By the way, BPOC with eMAR not only prevents medication errors, it also prevents documentation errors. This is important not only to the EHR in general, it’s important to CPOE in particular, and thus to the physician. Beyond clinical guidelines, medication lists, allergies, and drug interactions in CPOE, eMAR shows what has and hasn’t been given, and when, so the physician can adjust medications in the context of reality. There’s no CPOE system that can heal poor documentation and insure that the right medication is given to the right patient at the right time, etc. Most people discern the value of BPOC to the patient and the nurse, but we don’t often talk about the value of BPOC from the physician’s perspective, and we should.

Carr: Will barcode adoption get a lift from the stimulus funds available for EHR implementation? Is barcoding included in Meaningful Use requirements?
Many of us pleaded with the ONC (Office of the National Coordinator for Health Information Technology) and CMS (Centers for Medicare and Medicaid Services) to include barcoding—not just from pharmacy but also very strong voices from the IT community. Unfortunately, we were not successful, at least for round one. However, 7 of the 15 measures that hospitals must meet to satisfy Meaningful Use in 2011 involve medication administration. I can’t imagine they can be met without implementing an electronic medication administration record (eMAR), and barcoding is the next logical step. Barcoding is on the “highly recommended” list for phase 2, but ONC is not committing to round 2 requirements at this time. I think, however, the world is beginning to understand that barcoding is a “meaningful” technology whether or not it’s on the ONC list.

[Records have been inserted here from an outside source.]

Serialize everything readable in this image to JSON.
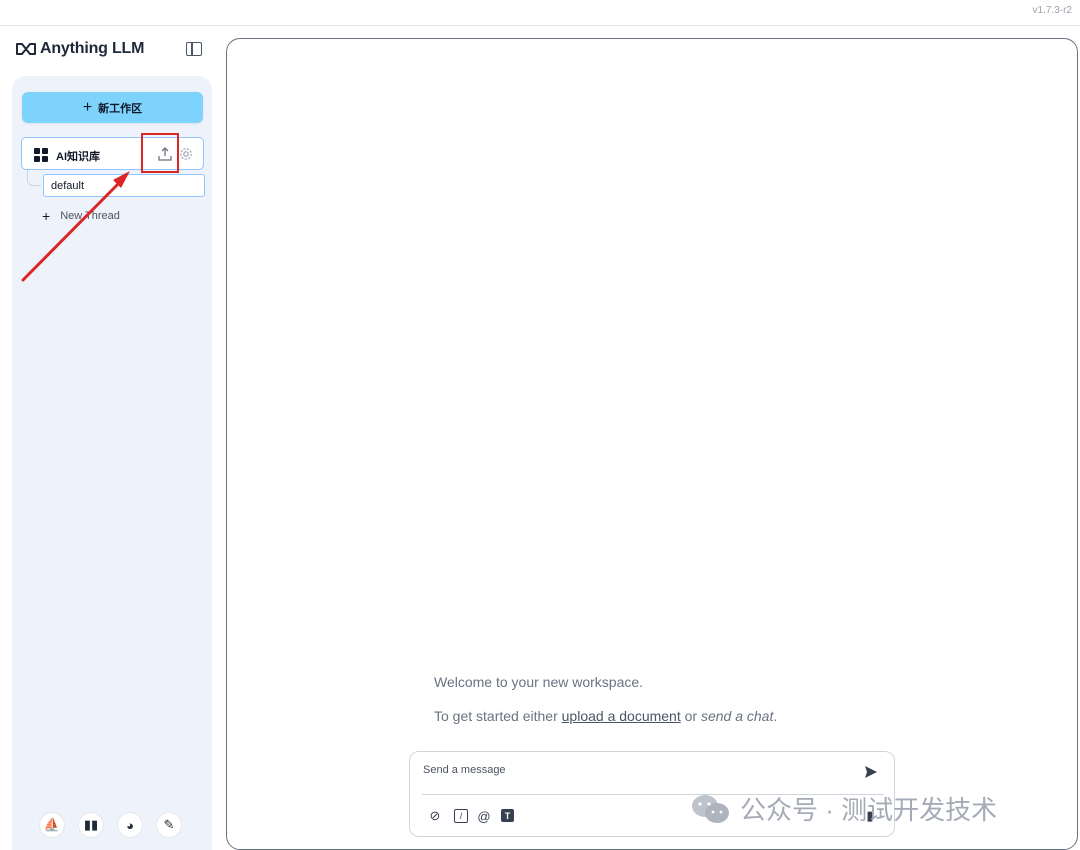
{
  "app": {
    "version": "v1.7.3-r2",
    "name": "Anything LLM"
  },
  "sidebar": {
    "new_workspace_label": "新工作区",
    "workspace": {
      "name": "AI知识库"
    },
    "threads": [
      {
        "label": "default"
      }
    ],
    "new_thread_label": "New Thread",
    "footer_icons": [
      "community-hub-icon",
      "docs-icon",
      "discord-icon",
      "settings-wrench-icon"
    ]
  },
  "main": {
    "welcome": "Welcome to your new workspace.",
    "get_started_prefix": "To get started either ",
    "upload_link": "upload a document",
    "or_text": " or ",
    "send_chat": "send a chat",
    "period": "."
  },
  "composer": {
    "placeholder": "Send a message",
    "tools": [
      "attach-icon",
      "slash-command-icon",
      "at-mention-icon",
      "text-size-icon",
      "microphone-icon"
    ],
    "at_glyph": "@",
    "t_glyph": "T",
    "slash_glyph": "/"
  },
  "watermark": {
    "text": "公众号 · 测试开发技术"
  },
  "colors": {
    "accent": "#7dd3fc",
    "highlight": "#dc2626",
    "panel": "#eef2fa"
  }
}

The recently published study on barcoding with eMAR at Brigham and Women’s Hospital in Boston (Poon et al., 2010) served to bring barcoding to the attention of the public with extensive coverage in the media. In fact, this study appears to be the second tipping point; the first was the FDA regulation. The study confirmed what we have been hearing from hospitals’ own studies for years about the effect of barcoding on safety, but it hadn’t been verified in a scientific study. The study appears to be convincing two communities that have been outside the BPOC discussion so far: physicians and the public. I’ve heard from Drs. David Bates and Charles Denham that the National Quality Forum may soon consider adding barcoding to its list of Safe Practices. It hasn’t been on the list because, by NQF’s standards, the evidence was lacking. This new study from the Brigham has confirmed what many have observed for years.

Carr: What inspired you to switch careers?
After 20 years in pastoral ministry, it was time for a break. Truthfully I stumbled into medication dispensing automation well before I knew about medication errors rates and understood how technology could reduce them. However, I see all meaningful work as ministry. Whatever I’m doing, I feel called not only to make a living but also to contribute to the well being of others. Eventually, I became inspired by the fact that barcoding, when done properly,  prevents injury to patients, saves lives, and spares loved ones from emotional pain. It assists physicians and protects nurses in fulfilling their high callings—Lord knows, we can’t afford to lose more nurses! All of that is ministry.

Some people think I never stopped being a preacher. I’ve been called the barcode evangelist. When I have conviction about something, I have trouble holding it in.

Poon, E. G., Keohane, C. A., Yoon, C. S., Ditmore, M., Bane, A., Levtzion-Korach, Moniz, T., et al. (2010). Effect of bar-code technology on the safety of medication administration. New England Journal of Medicine, 362(18), 1698-1707.